Aim of the exercise | Say how many lines of the listing below include the word "will", with no other output.

Records shown |
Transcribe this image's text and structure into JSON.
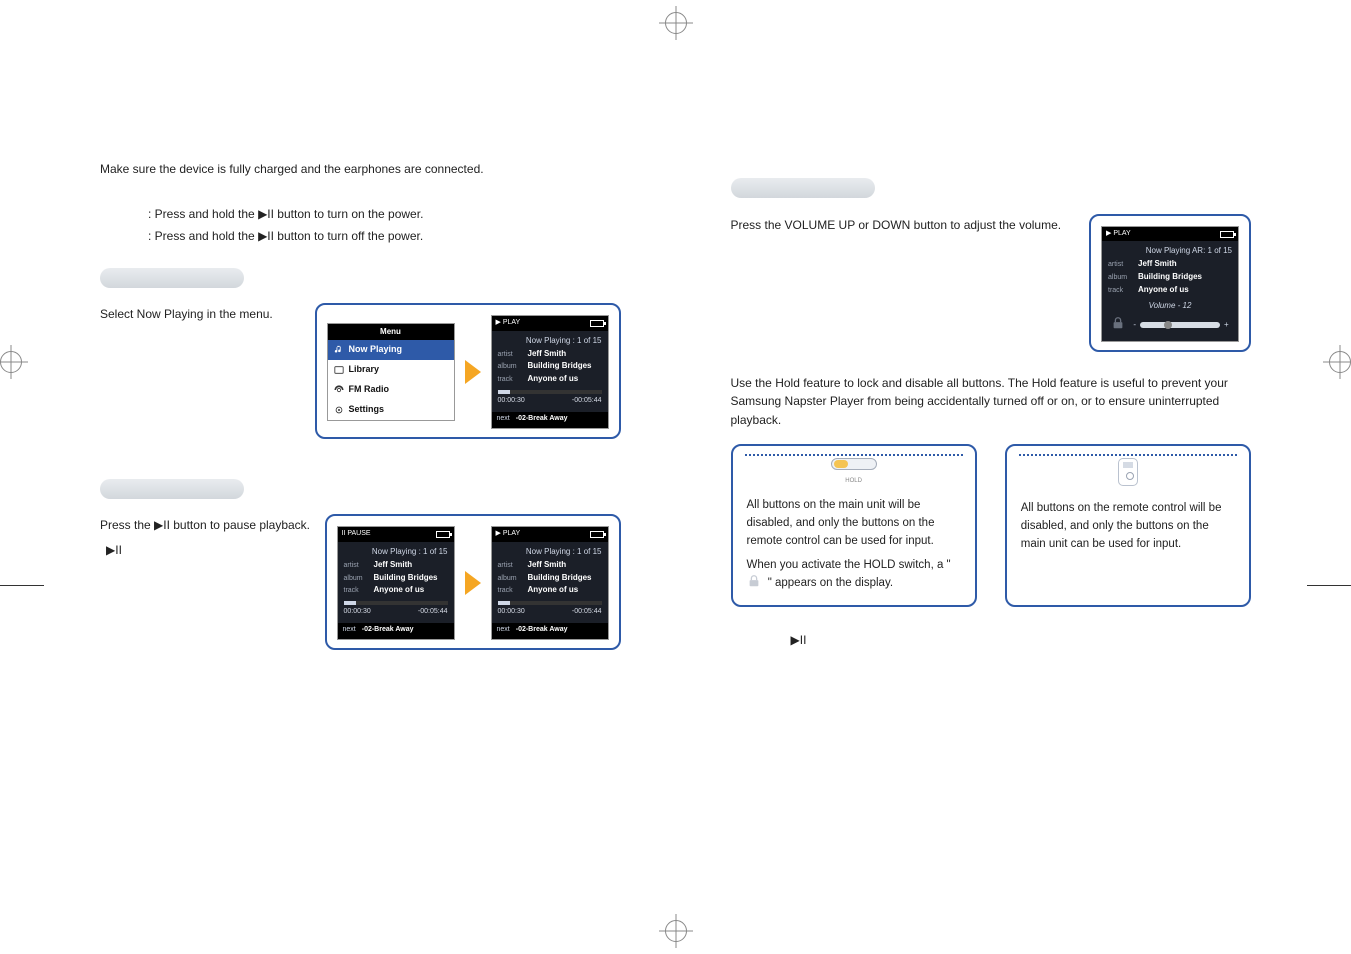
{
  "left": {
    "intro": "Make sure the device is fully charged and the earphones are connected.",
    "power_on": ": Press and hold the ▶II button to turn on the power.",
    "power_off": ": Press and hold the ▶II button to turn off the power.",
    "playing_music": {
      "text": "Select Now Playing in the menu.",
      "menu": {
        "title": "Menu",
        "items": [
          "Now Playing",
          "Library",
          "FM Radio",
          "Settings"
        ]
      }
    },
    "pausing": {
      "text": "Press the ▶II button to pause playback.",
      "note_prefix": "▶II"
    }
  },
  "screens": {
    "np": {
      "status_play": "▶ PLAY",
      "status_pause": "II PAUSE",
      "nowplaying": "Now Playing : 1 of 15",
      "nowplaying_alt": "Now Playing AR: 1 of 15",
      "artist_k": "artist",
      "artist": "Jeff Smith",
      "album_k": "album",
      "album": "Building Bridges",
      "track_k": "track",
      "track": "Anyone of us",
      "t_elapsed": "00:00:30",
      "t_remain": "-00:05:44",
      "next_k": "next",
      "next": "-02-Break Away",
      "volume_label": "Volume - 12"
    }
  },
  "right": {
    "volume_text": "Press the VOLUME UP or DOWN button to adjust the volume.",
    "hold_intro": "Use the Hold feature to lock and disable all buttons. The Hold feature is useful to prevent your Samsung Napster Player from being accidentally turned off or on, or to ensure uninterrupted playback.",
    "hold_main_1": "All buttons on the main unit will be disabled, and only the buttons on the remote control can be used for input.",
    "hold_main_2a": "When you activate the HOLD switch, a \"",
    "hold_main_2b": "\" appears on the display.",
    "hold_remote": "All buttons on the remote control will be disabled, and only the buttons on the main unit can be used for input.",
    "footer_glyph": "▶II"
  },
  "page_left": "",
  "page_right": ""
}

Response box | 2